It was like living death.  Our homes were hovels.  We were beaten and worked until we collapsed, then we were abandoned and left for the vultures and dogs.  They killed our children.  We were not even allowed to bury our dead.
We were slaves.  We knew no other way of life.  Truthfully, I don't think that we even prayed for freedom anymore; I think we had forgotten what the word meant - if we ever really knew in the first place.  
But there was a cry in our hearts, in our very bones.  It was an ache beyond words.  And God heard that cry.  He was not content to leave us there.  (Retelling Exodus 1:9-22, 2:23-25)

That is what is significant about Ash Wednesday - and the Lenten season.  It is an anniversary of sorts.  It is about remembering.   

          remembering who we are 

         
                                       remembering who we've been
                  
remembering what God has done
                                                               
                     remembering the covenant we've made 
           to be the people of God
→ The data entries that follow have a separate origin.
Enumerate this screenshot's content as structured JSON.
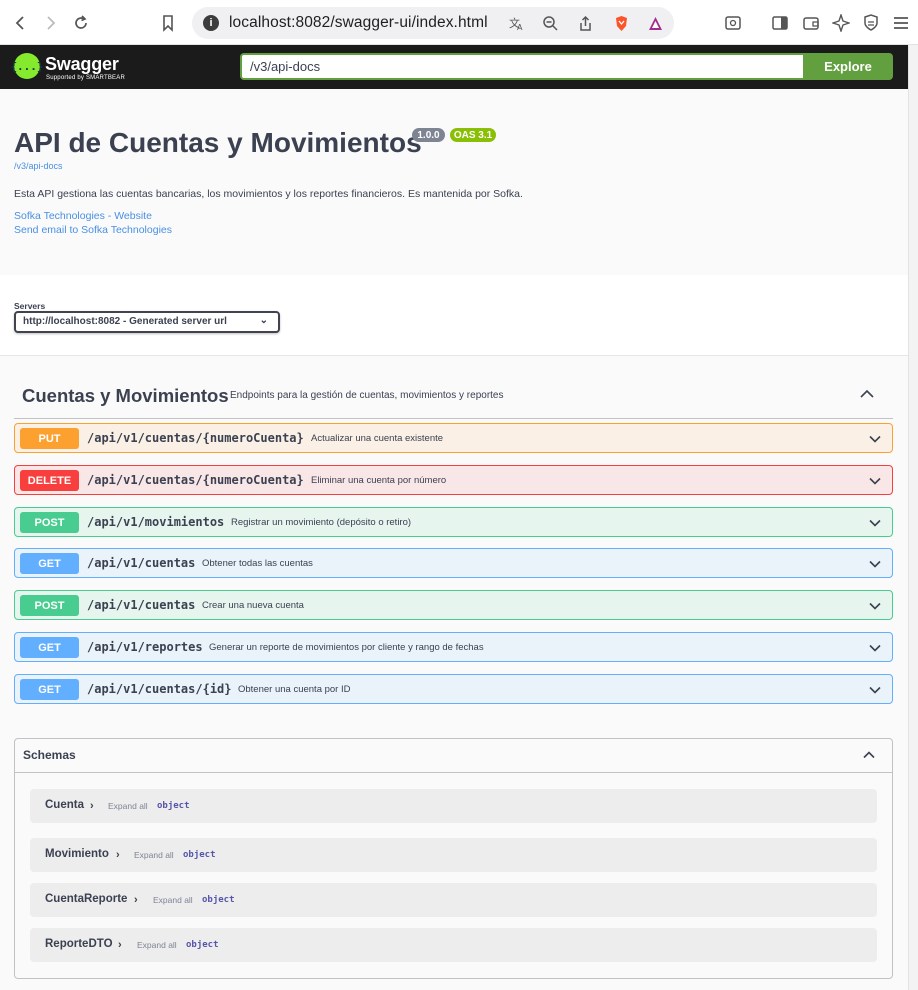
{
  "browser": {
    "url": "localhost:8082/swagger-ui/index.html"
  },
  "topbar": {
    "logo_title": "Swagger",
    "logo_subtitle": "Supported by SMARTBEAR",
    "logo_glyph": "{...}",
    "api_url": "/v3/api-docs",
    "explore_label": "Explore"
  },
  "info": {
    "title": "API de Cuentas y Movimientos",
    "version": "1.0.0",
    "oas": "OAS 3.1",
    "spec_url": "/v3/api-docs",
    "description": "Esta API gestiona las cuentas bancarias, los movimientos y los reportes financieros. Es mantenida por Sofka.",
    "website_link": "Sofka Technologies - Website",
    "email_link": "Send email to Sofka Technologies"
  },
  "servers": {
    "label": "Servers",
    "selected": "http://localhost:8082 - Generated server url"
  },
  "tag": {
    "name": "Cuentas y Movimientos",
    "description": "Endpoints para la gestión de cuentas, movimientos y reportes"
  },
  "operations": [
    {
      "method": "PUT",
      "path": "/api/v1/cuentas/{numeroCuenta}",
      "summary": "Actualizar una cuenta existente"
    },
    {
      "method": "DELETE",
      "path": "/api/v1/cuentas/{numeroCuenta}",
      "summary": "Eliminar una cuenta por número"
    },
    {
      "method": "POST",
      "path": "/api/v1/movimientos",
      "summary": "Registrar un movimiento (depósito o retiro)"
    },
    {
      "method": "GET",
      "path": "/api/v1/cuentas",
      "summary": "Obtener todas las cuentas"
    },
    {
      "method": "POST",
      "path": "/api/v1/cuentas",
      "summary": "Crear una nueva cuenta"
    },
    {
      "method": "GET",
      "path": "/api/v1/reportes",
      "summary": "Generar un reporte de movimientos por cliente y rango de fechas"
    },
    {
      "method": "GET",
      "path": "/api/v1/cuentas/{id}",
      "summary": "Obtener una cuenta por ID"
    }
  ],
  "schemas": {
    "title": "Schemas",
    "models": [
      {
        "name": "Cuenta",
        "expand": "Expand all",
        "type": "object"
      },
      {
        "name": "Movimiento",
        "expand": "Expand all",
        "type": "object"
      },
      {
        "name": "CuentaReporte",
        "expand": "Expand all",
        "type": "object"
      },
      {
        "name": "ReporteDTO",
        "expand": "Expand all",
        "type": "object"
      }
    ]
  },
  "colors": {
    "put": "#fca130",
    "delete": "#f93e3e",
    "post": "#49cc90",
    "get": "#61affe",
    "explore": "#62a03f",
    "topbar": "#1b1b1b"
  }
}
Lent is an opportunity to seek, to search out the mystery that is sharing in God's own story. It is not about the things we 'give up' but the things we choose to remember in the sacred space that we create when we say no to something.  In fact, the very process of turning away from something and turning toward God is the very working out of our salvation!  If we never learn to do this, I'm afraid we are as good as dead in our sin - we might as well use grace to sin all the more - because ultimately we claim a form of godliness but deny its power.

Because the power is in remembering.

The Old Testament is filled with the tales of Israel's woes, woes that always began when they "forgot."

"You deserted the Rock, who fathered you; you forgot the God who gave you birth" (Deut 32:18).

"The Israelites did evil in the eyes of the Lord.  They forgot the Lord their God and served the Baals and Asherahs" (Judges 3:7).

"But they forgot the Lord their God, so he sold them into the hand of Sisera" (1 Sam 12:9).

"They did not keep God's covenant and refused to live by his law.  They forgot what he had done, the wonders that he had shown them" (Ps 78:10-11).

"But they soon forgot what he had done and did not wait for his plan to unfold; in the desert they gave in to their craving, in the wilderness they put God to the test.  So he gave them what they asked for..." (Ps 106:13-15a)

They stopped telling their own story. They stopped telling the story of God in them - and they forgot.

Ash Wednesday is our anniversary as a people, our opportunity to remember.  And so I challenge you this Lenten season, over the next 40 days, if you give something up or if you don't, in the sacred space wherever you may find it, may you take time to remember:

Who am I?

Who have I been?

What has God done?

What is my covenant?

I will be posting here on each of these questions during the season.  I will also be posting reflections on scripture and my own Exodus experience as I remember who I am and what God has done for me.  Feel free to follow or subscribe if you find yourself looking for reasons to remember, if you're looking for meaning in what seems like a crazy catholic practice, or if you'd just like encouragement as you live out your own Exodus story.

May we find the power and transformation of resurrection life as we find our own story in the story of Christ, as we tell God's story in the telling of our own.

Amen.